You sit back in your nice comfortable home and preach to others or demonstrate in safe places like Israel to ease your post-colonial complex.

A post-colonial complex makes Western enlightenment systematically ignore injustices caused by anti-Western forces. Thus it loses the ability to see historic reality as a whole, in all its complexity. It also makes it act unfairly and unjustly. It discriminates between different kinds of evil, different kinds of blood and different kinds of victims. It treats third-world societies as though they are not subject to universal moral norms.

This explains why the radical left has taken the anti-liberal radical Islam as their bedmates.

Vance Daddi
Vance Daddi6 years ago

Shades of Orwell. It is interesting to note that the U.S. is always the single most popular target of protest in the middle east; hated, apparently, by both sides.

Shit, the things you have to put up with so the oil conglomerates can get rich.

Ernie Miller
william Miller6 years ago

A government at its worst.

stan b.
Stan B6 years ago

These demonstrations have been orchestrated by the Assad regime.
It's high time he was removed and the Syrian people were given a taste of freedom and democracy. How they'll handle it is anyone's guess.

Marcus Fish
Marcus Fish6 years ago

I am not fully versed in Syrian politics and current issues.

Having said that, I am always wary of any government that displays HUGE posters of it's "great leaders"... to me this is indicative of some egotistic, dangerous authoritarian regime...

It's one thing to have "election" posters - it's another completely to have these creepy paintings constantly reminding you who is in charge...

Rosie Lopez
Rosie Lopez6 years ago

thanks for sharing

Francisco W.
Francisco W6 years ago


Mary L.
Mary L6 years ago

Wow I feel like I'm back in the 50's and 60's. Riots, of support for the government, are left to do as they will but anti government protests are squelched instantly.

We live in interesting times.
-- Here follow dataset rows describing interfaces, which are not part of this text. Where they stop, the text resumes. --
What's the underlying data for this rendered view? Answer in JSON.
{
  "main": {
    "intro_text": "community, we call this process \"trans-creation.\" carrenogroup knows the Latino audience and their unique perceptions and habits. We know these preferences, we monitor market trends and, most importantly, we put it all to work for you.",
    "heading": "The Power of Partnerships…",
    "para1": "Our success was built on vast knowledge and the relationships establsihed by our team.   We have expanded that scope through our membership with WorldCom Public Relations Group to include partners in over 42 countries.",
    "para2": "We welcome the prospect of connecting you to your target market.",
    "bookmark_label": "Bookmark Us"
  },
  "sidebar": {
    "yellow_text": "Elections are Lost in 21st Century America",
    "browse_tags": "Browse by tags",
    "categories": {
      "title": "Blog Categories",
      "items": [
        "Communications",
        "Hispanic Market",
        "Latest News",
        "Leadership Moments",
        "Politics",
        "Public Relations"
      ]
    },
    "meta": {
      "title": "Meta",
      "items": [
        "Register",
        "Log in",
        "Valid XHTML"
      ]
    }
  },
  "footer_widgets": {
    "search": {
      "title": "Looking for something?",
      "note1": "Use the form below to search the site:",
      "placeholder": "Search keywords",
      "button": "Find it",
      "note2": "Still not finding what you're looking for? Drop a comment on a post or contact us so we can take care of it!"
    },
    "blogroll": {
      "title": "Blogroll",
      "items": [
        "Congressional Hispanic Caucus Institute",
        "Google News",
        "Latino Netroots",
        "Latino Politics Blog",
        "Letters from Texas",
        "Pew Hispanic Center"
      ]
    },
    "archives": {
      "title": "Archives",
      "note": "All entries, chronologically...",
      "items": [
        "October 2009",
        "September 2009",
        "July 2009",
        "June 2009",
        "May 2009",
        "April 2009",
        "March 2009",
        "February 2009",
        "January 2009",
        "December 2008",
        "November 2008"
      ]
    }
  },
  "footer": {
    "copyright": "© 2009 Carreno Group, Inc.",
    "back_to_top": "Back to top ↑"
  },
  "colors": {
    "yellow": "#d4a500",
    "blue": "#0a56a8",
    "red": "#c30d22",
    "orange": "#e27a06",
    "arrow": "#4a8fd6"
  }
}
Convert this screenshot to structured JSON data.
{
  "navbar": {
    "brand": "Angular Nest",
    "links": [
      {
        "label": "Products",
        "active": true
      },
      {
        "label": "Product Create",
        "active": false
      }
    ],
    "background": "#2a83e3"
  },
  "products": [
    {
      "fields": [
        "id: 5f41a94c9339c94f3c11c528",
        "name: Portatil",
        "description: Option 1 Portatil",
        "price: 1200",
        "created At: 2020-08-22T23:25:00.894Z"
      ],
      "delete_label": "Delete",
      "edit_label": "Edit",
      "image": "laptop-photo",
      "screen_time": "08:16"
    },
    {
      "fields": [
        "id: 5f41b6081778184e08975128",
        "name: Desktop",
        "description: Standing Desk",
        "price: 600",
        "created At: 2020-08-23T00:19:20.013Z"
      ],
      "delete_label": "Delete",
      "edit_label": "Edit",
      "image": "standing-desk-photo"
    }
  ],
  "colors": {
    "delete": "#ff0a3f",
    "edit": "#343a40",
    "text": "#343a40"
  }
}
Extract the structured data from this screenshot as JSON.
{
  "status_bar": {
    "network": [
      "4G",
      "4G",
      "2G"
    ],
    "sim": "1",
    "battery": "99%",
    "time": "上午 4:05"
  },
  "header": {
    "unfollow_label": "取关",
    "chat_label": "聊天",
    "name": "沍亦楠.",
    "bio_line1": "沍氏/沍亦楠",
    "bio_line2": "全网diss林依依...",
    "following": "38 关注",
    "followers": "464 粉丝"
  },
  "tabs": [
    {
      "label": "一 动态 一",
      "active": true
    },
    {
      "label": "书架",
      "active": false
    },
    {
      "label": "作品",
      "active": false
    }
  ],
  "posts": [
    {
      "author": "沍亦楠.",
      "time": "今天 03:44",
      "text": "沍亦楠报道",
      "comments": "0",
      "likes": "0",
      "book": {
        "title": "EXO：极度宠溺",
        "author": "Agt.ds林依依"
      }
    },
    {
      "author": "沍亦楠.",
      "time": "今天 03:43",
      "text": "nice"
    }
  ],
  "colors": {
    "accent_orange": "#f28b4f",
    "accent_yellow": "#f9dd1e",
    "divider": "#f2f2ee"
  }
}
I hope the brave men and women of the embassies stay safe and that all other foreign nationals have left Syria safely.